I am sitting our lounge in front of the fire; the flatties have mentioned something about it’s being ‘too warm’ in here but I have had—wearing yoga pants, two long-sleeved shirts, a pink fur-lined hoodie, and pink fur-lined slipper boots—to disabuse them of the notion that there can ever be such a thing as ‘too warm.’ One of them came back with experiences involving being too warm in both Mexico and Singapore, but I didn’t really pay attention because I was busy daydreaming about a time when I might again not have to wear multiple layers of clothes inside a building. Winter’s here, definitely, absolutely, unavoidably, and all I can think about it bundling up and hunkering down.
This is my fourth Wellington winter. They’re all the same, I guess: too wet and too windy and too long and too much. Winters everywhere always are, I guess, and I know I should be used to it by now, but I’ve fallen right back into complaining twenty-four hours a day about how cold I am and being unable to talk about nothing else other than electric blankets and merino sweaters and double-glazing and thick blankets and mugs of hot soup. My Facebook status updates are concerned with no other topic, and it’s only June; it’s months and months to go before my skin goes back to its real color and we transition from day tonight via the smooth mellow of evening.
Everyone hibernates this time of year, I guess, everyone puts on an extra insulating kilo or two.
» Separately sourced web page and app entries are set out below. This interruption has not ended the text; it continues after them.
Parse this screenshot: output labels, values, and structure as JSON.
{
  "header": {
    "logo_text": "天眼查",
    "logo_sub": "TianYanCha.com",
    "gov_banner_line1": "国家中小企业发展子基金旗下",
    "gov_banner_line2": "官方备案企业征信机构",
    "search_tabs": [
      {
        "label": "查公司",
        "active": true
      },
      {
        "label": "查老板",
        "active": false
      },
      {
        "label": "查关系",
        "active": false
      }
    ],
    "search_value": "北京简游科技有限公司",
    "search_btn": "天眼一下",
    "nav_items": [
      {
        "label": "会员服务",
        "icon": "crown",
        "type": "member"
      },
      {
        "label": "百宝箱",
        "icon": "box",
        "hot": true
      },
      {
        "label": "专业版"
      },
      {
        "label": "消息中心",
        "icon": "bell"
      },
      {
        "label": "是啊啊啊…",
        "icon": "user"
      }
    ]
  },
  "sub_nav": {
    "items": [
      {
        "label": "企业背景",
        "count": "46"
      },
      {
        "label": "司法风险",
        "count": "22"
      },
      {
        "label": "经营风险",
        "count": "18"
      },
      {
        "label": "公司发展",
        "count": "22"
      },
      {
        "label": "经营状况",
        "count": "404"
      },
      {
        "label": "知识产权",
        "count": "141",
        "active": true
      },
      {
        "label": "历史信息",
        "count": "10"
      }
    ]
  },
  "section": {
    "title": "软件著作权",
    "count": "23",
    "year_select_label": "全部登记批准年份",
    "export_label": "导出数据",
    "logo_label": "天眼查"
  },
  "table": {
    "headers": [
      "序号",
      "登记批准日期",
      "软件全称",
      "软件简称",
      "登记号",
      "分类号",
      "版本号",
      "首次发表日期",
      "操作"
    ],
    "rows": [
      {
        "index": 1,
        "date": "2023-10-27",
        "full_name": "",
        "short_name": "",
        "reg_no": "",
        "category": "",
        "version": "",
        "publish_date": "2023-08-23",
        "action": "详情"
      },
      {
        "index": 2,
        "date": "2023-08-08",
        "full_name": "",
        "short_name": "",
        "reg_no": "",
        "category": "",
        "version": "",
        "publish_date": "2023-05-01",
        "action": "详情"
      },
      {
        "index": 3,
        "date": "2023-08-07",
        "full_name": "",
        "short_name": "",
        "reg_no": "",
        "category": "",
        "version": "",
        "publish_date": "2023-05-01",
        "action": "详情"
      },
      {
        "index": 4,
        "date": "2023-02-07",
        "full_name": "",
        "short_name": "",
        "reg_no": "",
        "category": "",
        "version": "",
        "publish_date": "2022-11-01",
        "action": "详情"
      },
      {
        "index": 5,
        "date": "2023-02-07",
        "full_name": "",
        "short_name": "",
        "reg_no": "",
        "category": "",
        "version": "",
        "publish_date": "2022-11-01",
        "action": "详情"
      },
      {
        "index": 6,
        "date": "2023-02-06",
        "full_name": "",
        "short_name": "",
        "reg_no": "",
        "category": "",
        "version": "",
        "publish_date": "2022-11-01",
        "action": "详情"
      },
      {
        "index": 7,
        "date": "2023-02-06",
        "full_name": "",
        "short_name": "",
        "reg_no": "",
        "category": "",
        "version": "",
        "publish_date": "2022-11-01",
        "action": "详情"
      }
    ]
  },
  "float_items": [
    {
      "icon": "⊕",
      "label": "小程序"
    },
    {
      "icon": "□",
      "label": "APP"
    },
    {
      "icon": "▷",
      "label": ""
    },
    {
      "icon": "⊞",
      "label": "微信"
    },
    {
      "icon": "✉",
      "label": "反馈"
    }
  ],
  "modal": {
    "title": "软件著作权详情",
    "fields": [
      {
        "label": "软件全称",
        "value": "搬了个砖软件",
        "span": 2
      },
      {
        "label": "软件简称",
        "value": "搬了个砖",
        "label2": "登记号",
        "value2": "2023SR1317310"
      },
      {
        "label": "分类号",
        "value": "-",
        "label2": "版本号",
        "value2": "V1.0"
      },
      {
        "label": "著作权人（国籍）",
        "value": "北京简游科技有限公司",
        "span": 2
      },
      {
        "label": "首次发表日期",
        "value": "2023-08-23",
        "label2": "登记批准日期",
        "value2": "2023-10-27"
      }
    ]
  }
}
I’ve been super social the last couple of months, booking out a minimum of two weekends in advance, but all of a sudden the clouds have dropped down and the hail has pattered against the window and all I can think about is trying to stay warm and cosy and comfortable. I don’t want anything new or difficult or strange, I just want to wrap myself up and sink down into the flannel sheets amongst the hot water bottles, listening and watching and reading all my old loves, my sure and certain distractions. The friends are so friendly and the parties are so fun, but I find myself sighing, a little, as I look up the bus schedule and pull on my gloves. I think of tea and bickies and pajamas in the middle of salsa dancing. Even my mind and heart are shrinking down, shivering, under my huddled shoulders and above my pulled-up knees, staying out from under the weather and closing in from the outside. I put another log on the fire and sip my tea, regulating my internal temperature, trying to stay warm.